8 Tips for Convention Etiquette
Posted by Liz Taylor Jul 03, 2012
Most of us have experienced a convention where we’ve witnessed a colleague act inappropriately. Whether that person drank too much, flirted with a coworker, had poor hygiene or worse… There are definitely some basic rules of convention etiquette, and if you go against them, it could cost you your career. Here are my top tips to avoid becoming “that guy”:
1. Image and Hygiene are Vital. Always be aware of your professional appearance. Your appearance should reflect the company's image at all times during the event. Pack clothes that you feel confident in and use the hotel ironing board to press your clothes that wrinkled during the flight. Ladies, avoid exposing too much décolletage. Have mints on hand and shower before the event.
2. Nametag Placement. Remember that your nametag is placed beneath your right shoulder. Most people are right handed and as they go to shake your hand, their eye naturally migrates to your right hand side. Even if you are with your colleagues, some of your clients or partners might need help remembering your name, so if you are given a nametag, wear it.
3. Respect the Personal Space of other People. Many people are uncomfortable with hugging. So, unless it’s your industry standard, a handshake is preferred. Also, don’t stand too close to someone. Many people need at least an arm’s length distance to feel comfortable. If someone takes a step back while you are in a conversation, that’s a good indicator that you are talking too close.

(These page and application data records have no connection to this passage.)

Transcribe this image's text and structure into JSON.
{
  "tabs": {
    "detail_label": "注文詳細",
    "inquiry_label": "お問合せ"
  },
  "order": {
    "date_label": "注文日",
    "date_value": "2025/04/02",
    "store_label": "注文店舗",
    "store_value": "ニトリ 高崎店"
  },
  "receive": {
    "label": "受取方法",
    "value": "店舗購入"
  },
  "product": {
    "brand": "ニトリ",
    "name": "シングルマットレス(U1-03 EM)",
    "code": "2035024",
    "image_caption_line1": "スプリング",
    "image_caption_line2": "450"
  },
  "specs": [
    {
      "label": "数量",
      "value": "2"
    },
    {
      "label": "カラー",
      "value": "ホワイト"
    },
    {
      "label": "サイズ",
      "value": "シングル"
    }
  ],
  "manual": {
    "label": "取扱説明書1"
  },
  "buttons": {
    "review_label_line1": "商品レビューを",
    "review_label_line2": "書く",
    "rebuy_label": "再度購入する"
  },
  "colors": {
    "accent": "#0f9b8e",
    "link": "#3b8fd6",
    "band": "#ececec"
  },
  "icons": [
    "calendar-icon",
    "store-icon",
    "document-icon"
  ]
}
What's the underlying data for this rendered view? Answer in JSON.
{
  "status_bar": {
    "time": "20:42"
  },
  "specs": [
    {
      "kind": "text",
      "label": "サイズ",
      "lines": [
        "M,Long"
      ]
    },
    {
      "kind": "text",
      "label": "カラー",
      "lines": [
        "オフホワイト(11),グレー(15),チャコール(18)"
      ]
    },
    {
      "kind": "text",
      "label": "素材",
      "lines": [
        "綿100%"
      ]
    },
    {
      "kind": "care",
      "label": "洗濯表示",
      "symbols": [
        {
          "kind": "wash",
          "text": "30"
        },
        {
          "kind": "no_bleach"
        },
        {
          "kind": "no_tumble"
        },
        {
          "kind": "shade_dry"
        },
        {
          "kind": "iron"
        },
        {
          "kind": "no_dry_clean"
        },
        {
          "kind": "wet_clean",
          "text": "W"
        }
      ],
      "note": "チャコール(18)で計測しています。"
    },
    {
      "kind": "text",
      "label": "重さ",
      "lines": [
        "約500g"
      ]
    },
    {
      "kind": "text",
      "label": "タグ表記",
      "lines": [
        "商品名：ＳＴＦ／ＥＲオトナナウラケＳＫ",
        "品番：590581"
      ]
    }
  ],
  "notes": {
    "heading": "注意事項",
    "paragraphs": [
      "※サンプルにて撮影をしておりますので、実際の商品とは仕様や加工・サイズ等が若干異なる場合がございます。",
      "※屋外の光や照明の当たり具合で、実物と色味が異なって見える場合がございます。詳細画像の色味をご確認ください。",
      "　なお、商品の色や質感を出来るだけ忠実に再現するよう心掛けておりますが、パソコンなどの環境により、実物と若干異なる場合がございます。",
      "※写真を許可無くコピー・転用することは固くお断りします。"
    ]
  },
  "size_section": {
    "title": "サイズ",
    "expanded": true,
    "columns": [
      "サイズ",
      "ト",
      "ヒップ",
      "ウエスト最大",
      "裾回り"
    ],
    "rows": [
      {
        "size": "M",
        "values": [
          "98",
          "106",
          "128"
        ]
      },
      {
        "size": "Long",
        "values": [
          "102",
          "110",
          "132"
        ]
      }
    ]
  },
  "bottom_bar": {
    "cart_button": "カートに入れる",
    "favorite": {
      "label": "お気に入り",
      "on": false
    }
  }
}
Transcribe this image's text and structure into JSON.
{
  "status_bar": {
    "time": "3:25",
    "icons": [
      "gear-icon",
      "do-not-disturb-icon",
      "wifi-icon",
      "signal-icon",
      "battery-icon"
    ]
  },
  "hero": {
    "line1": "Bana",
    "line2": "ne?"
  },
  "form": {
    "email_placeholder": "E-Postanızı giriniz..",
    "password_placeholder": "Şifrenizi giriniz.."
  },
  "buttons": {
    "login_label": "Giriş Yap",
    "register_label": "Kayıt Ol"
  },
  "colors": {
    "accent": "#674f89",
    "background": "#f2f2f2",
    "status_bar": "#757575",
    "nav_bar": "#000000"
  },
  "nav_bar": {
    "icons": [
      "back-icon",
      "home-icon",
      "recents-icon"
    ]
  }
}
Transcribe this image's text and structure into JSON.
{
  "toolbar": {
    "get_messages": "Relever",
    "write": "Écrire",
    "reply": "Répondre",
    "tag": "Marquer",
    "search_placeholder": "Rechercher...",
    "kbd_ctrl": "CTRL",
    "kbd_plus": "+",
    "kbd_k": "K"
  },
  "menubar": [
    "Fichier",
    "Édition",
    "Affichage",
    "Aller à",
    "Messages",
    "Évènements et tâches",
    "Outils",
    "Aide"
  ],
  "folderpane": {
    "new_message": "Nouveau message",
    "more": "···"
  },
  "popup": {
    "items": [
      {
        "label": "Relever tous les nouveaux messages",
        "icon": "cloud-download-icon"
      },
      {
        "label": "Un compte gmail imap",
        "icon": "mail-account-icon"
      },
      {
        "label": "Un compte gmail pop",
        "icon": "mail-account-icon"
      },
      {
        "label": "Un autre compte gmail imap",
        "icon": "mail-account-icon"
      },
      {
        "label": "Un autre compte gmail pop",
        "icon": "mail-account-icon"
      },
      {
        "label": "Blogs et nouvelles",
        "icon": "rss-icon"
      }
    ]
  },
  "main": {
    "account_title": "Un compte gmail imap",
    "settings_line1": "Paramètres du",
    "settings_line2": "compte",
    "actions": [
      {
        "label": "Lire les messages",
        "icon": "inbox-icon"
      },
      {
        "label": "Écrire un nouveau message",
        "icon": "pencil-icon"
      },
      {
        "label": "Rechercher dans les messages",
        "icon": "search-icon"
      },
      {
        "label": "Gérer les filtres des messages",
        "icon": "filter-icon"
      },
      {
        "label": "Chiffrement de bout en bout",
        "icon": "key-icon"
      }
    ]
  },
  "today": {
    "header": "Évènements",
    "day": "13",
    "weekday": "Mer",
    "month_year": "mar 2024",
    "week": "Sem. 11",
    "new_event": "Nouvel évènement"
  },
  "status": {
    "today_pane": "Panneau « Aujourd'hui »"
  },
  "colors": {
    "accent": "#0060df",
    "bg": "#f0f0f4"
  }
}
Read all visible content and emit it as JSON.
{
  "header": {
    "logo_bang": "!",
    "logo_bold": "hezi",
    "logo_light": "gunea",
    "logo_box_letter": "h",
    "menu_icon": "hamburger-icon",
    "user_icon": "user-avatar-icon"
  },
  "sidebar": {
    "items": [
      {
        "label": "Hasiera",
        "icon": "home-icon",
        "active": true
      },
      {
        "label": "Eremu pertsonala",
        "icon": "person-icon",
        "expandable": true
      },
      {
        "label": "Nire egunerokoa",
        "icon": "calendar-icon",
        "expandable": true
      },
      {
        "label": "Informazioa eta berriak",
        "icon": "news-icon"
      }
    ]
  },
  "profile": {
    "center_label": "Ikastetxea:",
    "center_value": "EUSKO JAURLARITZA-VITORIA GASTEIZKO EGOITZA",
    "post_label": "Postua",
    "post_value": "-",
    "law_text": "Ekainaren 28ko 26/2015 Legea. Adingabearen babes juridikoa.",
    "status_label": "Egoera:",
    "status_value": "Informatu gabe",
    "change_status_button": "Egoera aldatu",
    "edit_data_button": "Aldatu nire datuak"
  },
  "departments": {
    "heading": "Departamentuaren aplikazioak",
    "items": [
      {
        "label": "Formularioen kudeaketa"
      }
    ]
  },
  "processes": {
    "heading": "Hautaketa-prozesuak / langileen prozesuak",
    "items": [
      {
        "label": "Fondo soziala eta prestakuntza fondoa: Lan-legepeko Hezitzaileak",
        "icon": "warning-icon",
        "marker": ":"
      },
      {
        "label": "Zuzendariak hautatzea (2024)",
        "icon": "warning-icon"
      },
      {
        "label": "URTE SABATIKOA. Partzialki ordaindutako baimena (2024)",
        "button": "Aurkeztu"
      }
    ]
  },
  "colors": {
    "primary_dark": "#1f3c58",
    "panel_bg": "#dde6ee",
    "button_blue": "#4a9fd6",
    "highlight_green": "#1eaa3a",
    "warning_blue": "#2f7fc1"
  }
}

4. Be Mindful of What's Around You. Conventions are typically busy and realize that you are sharing space (and usually limited space at that) with a lot of people. Everyone is trying to get somewhere, or see something. Don't make it difficult by stopping in the middle of a walk way.
5. Take Notes. Write down names (just not on a person’s business card in front of them) and a high level overview of your conversation with others so you can remember your follow up’s and to-do’s when you return home.
6. Know your Limits. Remember the “two drinks” rule. We all know our limits. If your client or vendor is pushing you to drink more than you are comfortable with, order a soda water with lime or any other non-alcoholic drink. It’s not worth waking up the next morning thinking, “what have I done?!”
7. Use Common Sense. Focus on making decisions that will help develop relationships. Remember that you are not on this trip to blow off steam. Enjoy yourself yet remember that this is a professional work trip. Your boss, clients or vendors might be observing your behavior. Always respect your company and your reputation.
8. Work Out. Many times these events are mentally exhausting. Pack your running shoes and utilize the fitness center to stay mentally sharp.
As always, email if you have any questions and best of luck at your next convention.
“How refreshing and timely. From the texting generation to the baby boomers—the art of etiquette is sadly disappearing. Whether you just need a touch-up or a full immersion, Liz, is the person to teach you the skills to appear confident, elegant and professional in any business situation. Her energetic and engaging style will make this one of the most enjoyable seminars you have ever taken! Liz is awesome!”
—Chuck Bokar, Principal, Design Resource Center
“Absolutely superb! Liz has an amazing knack for presenting her concepts in a thought-provoking and clear style. Her ideas and suggestions would enhance anyone's ability to bridge the gap between business and etiquette. She clearly has a deep understanding of not only the topic, but the thought processes that go into creating better interpersonal relationships out of socially awkward situations. I highly recommend her and her coursework...she will help your business!”
—Brad Guck, District Manager, Administaff
“Liz, Thank you so much for coming to Indianapolis to help us grow our skills as professionals and as people. Your presentation helped us address issues with grace, candor, sensitivity – as well as fun! You were fabulous!”
—Betsy Hamlett, Director of Sales for Kenra, Ltd.